Ambadi or Gongura is one of the popular local greens in certain cuisines. I first learned about it from a local vendor who asked me to taste these deliciously intriguing sour greens but I learned more about the usage of gongura from my Bengali friends. Gongura is widely used in the Northeast and Andhra Cuisine.
Ambadi ( Marathi)
Ambada, Pitwaa ( Hindi)
Poi saag, Gongura (Bengali)
Chin baung ( Chinese)
Rosella or Roselle.
It is cultivated in warm countries like India, Indonesia, Philippines, Malaysia, Tropical Africa, Florida, etc. In India, it is mainly popular in regions of Maharashtra, Andhra Pradesh, Karnataka, Odissa, Bengal, Tripura, Mizoram, etc.
It is mainly available in summer and early monsoons but make sure to buy them fresh when the leaves are firm and not wilted or shriveled.
Ambadi or Gongura come in 2 varieties- green-stemmed and red-stemmed variety but out of the 2, the one with the red stem is sourer and tart.
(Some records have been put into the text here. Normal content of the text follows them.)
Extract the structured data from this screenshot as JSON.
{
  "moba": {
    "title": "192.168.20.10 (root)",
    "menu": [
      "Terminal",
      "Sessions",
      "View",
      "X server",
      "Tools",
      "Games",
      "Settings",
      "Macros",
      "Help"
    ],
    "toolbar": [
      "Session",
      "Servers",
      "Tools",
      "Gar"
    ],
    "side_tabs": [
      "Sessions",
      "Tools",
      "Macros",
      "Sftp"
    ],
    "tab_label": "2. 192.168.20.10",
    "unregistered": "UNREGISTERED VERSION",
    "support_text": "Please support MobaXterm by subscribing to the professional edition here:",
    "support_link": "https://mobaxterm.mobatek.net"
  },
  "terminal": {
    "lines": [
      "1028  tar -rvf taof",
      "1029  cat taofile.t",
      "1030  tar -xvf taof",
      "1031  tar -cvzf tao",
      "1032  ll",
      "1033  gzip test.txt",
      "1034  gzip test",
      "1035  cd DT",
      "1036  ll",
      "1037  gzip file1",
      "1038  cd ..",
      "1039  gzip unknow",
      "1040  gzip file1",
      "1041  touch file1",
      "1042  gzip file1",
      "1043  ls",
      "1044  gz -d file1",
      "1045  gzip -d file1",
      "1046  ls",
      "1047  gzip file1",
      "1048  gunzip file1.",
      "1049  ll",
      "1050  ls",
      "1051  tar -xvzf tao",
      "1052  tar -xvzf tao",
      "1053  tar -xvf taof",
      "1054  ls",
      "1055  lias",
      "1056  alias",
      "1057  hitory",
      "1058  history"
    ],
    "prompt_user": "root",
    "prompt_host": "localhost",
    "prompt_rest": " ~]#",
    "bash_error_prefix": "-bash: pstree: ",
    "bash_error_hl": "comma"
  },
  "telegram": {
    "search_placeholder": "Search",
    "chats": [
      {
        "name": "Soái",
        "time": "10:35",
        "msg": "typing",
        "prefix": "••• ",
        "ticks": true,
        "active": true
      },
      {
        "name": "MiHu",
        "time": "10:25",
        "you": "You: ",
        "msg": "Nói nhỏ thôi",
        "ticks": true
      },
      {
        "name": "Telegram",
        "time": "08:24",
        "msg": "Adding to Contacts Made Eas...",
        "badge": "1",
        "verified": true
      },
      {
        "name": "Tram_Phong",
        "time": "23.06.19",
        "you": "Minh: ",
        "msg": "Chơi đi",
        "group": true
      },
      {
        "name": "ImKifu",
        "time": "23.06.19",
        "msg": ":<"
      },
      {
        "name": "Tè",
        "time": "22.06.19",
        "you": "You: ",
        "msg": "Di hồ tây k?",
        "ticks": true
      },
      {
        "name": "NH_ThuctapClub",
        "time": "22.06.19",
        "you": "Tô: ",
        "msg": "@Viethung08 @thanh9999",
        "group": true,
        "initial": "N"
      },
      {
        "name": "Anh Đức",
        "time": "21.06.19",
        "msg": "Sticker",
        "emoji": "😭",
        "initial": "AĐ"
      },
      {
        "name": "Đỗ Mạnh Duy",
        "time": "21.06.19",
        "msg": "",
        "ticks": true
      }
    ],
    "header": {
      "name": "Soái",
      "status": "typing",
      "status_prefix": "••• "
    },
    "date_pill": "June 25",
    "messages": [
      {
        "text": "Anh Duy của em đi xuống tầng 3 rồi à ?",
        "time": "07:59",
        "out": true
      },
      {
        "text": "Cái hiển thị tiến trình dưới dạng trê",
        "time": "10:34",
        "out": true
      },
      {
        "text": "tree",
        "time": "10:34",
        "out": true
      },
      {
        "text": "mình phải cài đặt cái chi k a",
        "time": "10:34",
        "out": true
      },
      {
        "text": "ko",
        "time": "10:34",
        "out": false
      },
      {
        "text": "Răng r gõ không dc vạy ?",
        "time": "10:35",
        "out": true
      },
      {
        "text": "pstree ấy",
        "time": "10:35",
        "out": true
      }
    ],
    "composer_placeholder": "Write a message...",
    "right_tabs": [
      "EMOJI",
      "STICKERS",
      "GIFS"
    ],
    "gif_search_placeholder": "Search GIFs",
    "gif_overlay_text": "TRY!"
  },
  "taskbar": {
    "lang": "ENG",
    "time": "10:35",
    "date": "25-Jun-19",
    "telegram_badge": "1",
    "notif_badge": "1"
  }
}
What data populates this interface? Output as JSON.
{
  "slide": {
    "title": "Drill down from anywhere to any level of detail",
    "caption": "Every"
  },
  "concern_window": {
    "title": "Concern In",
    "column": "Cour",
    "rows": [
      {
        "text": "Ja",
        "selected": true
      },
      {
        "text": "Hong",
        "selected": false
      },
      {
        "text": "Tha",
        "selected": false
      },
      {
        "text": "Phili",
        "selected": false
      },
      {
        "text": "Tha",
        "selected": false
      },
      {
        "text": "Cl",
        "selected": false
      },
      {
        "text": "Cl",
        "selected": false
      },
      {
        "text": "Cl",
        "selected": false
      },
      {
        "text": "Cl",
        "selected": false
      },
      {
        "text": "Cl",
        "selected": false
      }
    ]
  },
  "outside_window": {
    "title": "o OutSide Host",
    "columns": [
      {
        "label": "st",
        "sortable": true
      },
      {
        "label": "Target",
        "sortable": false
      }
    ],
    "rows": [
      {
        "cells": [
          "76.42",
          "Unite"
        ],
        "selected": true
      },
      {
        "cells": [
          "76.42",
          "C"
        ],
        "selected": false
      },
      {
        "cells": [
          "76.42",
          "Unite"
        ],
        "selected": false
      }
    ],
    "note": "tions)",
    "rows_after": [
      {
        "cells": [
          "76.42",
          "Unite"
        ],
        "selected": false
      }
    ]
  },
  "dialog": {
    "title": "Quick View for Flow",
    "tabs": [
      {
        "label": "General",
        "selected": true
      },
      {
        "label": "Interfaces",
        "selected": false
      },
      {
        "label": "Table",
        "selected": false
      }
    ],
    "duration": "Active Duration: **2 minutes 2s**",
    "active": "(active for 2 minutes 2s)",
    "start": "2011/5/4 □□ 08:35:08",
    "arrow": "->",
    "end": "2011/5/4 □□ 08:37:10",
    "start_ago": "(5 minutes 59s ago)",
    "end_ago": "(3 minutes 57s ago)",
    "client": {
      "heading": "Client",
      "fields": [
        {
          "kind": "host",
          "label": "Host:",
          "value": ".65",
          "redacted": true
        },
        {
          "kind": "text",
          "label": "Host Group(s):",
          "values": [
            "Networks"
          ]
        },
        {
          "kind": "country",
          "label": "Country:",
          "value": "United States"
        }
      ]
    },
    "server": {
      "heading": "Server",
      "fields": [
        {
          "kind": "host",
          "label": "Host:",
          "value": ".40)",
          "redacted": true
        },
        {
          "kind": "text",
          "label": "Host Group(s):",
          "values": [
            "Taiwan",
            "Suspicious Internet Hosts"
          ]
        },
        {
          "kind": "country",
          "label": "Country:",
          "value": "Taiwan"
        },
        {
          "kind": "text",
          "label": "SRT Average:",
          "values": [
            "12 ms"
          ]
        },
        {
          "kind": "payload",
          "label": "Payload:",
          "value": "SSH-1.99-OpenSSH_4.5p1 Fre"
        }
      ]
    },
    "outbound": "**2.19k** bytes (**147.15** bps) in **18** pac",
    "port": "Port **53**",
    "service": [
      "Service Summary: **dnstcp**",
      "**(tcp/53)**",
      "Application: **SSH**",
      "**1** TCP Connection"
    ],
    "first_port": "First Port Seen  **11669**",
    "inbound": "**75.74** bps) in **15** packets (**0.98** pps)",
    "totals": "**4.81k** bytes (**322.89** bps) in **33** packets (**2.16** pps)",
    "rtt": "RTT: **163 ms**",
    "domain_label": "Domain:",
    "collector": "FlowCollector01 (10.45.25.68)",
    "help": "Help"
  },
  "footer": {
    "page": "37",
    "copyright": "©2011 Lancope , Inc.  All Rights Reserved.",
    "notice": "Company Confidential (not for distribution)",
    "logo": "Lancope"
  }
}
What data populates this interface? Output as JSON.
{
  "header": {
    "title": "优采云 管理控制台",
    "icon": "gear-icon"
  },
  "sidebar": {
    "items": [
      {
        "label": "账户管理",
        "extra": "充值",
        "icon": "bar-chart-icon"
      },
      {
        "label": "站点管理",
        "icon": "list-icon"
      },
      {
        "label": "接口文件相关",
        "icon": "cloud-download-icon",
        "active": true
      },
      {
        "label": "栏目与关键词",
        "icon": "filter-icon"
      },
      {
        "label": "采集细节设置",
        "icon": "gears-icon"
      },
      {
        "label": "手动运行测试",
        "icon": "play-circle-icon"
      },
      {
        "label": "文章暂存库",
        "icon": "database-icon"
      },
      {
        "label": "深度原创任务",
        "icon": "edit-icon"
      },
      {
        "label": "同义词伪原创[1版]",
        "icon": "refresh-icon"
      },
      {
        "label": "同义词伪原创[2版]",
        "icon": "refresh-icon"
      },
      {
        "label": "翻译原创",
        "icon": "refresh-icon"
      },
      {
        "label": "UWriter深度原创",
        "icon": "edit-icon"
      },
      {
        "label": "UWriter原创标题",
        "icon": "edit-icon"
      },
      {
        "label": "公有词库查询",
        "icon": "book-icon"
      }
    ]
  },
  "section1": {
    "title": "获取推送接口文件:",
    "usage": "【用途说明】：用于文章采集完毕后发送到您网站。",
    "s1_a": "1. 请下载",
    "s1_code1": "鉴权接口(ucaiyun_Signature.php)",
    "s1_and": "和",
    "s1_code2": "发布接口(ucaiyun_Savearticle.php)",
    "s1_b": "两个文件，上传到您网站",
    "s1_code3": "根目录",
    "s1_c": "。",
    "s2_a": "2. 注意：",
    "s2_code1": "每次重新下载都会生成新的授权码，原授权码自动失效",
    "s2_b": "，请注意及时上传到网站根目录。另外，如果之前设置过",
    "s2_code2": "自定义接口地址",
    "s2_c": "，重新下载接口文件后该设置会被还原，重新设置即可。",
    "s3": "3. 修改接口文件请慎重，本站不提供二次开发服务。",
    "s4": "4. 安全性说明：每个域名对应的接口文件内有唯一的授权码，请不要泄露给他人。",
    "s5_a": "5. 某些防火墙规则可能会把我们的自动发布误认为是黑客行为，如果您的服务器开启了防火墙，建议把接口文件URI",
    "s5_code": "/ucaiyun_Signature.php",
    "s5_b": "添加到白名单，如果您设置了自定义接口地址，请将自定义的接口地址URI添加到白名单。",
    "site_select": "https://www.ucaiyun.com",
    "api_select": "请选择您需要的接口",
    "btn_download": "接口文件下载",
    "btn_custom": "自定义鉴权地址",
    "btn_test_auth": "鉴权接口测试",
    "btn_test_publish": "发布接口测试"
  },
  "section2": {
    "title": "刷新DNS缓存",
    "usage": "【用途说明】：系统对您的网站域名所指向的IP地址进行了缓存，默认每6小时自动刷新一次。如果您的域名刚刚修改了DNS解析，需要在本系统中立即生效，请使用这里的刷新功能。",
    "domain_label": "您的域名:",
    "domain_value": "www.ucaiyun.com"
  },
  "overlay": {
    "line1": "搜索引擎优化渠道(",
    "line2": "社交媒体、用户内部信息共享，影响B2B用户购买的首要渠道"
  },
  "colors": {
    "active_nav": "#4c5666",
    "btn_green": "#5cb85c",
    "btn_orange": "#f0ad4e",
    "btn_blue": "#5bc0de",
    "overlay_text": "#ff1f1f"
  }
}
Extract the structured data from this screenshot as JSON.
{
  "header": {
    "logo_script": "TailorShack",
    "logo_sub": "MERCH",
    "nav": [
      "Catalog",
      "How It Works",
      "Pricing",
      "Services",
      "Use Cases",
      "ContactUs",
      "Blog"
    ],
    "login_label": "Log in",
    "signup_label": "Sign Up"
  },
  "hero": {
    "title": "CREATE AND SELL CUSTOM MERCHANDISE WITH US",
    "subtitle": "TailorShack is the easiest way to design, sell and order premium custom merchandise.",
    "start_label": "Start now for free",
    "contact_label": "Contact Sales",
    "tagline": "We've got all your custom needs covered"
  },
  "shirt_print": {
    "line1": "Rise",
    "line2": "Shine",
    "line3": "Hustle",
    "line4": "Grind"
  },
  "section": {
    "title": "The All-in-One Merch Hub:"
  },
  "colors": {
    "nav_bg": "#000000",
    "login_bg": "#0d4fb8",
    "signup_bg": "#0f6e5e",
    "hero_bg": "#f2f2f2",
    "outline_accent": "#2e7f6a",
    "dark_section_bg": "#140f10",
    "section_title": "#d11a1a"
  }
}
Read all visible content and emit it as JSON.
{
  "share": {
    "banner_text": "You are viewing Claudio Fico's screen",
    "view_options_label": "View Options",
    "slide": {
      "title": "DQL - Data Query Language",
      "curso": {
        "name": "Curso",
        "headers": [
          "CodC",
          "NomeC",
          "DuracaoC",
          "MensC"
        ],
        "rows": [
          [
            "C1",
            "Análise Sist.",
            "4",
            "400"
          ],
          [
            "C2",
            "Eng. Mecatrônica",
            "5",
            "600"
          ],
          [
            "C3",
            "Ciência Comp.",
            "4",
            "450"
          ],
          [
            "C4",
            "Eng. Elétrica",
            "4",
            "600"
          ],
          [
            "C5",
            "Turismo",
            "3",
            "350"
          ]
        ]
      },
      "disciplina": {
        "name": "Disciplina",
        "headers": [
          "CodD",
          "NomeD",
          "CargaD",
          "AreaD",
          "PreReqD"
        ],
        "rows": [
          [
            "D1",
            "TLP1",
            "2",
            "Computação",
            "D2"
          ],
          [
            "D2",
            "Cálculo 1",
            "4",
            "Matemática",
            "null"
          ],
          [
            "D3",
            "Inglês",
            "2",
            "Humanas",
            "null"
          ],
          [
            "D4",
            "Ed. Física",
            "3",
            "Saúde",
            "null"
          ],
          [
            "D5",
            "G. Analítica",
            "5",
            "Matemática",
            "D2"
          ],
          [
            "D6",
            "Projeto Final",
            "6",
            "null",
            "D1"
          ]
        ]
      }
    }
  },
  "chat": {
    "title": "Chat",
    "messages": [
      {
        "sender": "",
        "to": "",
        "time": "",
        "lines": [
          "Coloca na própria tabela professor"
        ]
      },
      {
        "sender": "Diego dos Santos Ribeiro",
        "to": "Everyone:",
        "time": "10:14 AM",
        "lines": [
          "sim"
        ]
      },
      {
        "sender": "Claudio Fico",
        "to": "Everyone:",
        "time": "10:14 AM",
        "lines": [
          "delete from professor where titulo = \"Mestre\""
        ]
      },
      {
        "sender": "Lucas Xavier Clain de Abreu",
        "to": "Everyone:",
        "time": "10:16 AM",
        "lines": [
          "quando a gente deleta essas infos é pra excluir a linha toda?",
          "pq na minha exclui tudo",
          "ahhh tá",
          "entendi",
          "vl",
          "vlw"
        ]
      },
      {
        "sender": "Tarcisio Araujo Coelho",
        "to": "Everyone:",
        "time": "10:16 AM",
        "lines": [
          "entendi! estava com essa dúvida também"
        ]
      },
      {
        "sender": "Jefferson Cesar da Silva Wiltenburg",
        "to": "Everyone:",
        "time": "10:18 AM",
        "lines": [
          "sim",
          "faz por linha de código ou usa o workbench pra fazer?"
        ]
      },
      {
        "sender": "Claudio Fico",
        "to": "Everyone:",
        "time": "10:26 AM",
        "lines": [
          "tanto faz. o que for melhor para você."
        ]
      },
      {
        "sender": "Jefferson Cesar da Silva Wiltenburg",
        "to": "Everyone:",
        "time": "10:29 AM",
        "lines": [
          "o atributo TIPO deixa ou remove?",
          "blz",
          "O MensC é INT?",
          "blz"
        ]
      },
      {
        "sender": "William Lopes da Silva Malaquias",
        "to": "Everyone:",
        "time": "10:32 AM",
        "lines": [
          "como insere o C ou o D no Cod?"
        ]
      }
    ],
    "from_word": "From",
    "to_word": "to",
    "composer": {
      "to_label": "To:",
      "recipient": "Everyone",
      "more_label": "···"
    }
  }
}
The leaves are small to medium in size and have around 4-5 lobes and they appear somewhat like a mini version of autumn leaves.
The smaller leaves are mild and tangy while the larger ones are more robust.
It’s this sour taste and tart flavor of gongura that makes it so unique and interesting at the same time.
Gongura leaves are low-calorie and high-fiber. They are also rich in vitamins A, B1, B2, B6, and C and are a good source of folate, iron, zinc, calcium, potassium, magnesium, fiber, and antioxidants too.
Gongura leaves have multiple health benefits some of which are listed below:
- Prevents Urinary Tract Infections
- Improves skin and hair
- Acts as a diuretic
- Anti-hypersensitive, Anti-atherosclerotic
- High anti-oxidant
- Prevent Anaemia
- Anti Cancer
- Antibacterial, antifungal, anti-inflammatory
How to Clean?
Ambadi leaves are rather easy to clean.
Separate the stem from the leaves then remove spoilt leaves, if any. Wash them properly before use.
How to store?
Store unwashed leaves but pat dry the leaves with a cloth and keep them in the fridge. It stays for around 5-7 days easily but it’s best consumed as soon as possible. Don’t forget to wash the leaves before use.
They can be steamed, pickled, blanched, cooked, ground to paste, or even dried in both vegetarian and non-vegetarian dishes.
Some culinary uses of these sour leaves are as follows-
- Gongura Tea
- Gongura Pappu
- Meat dishes
Have you tried Gongura yet? What do you call it in your language and how do you use it? Share your experience in the comments below and let us learn together meanwhile make sure to read about-kanagi, or navdhari bhindi.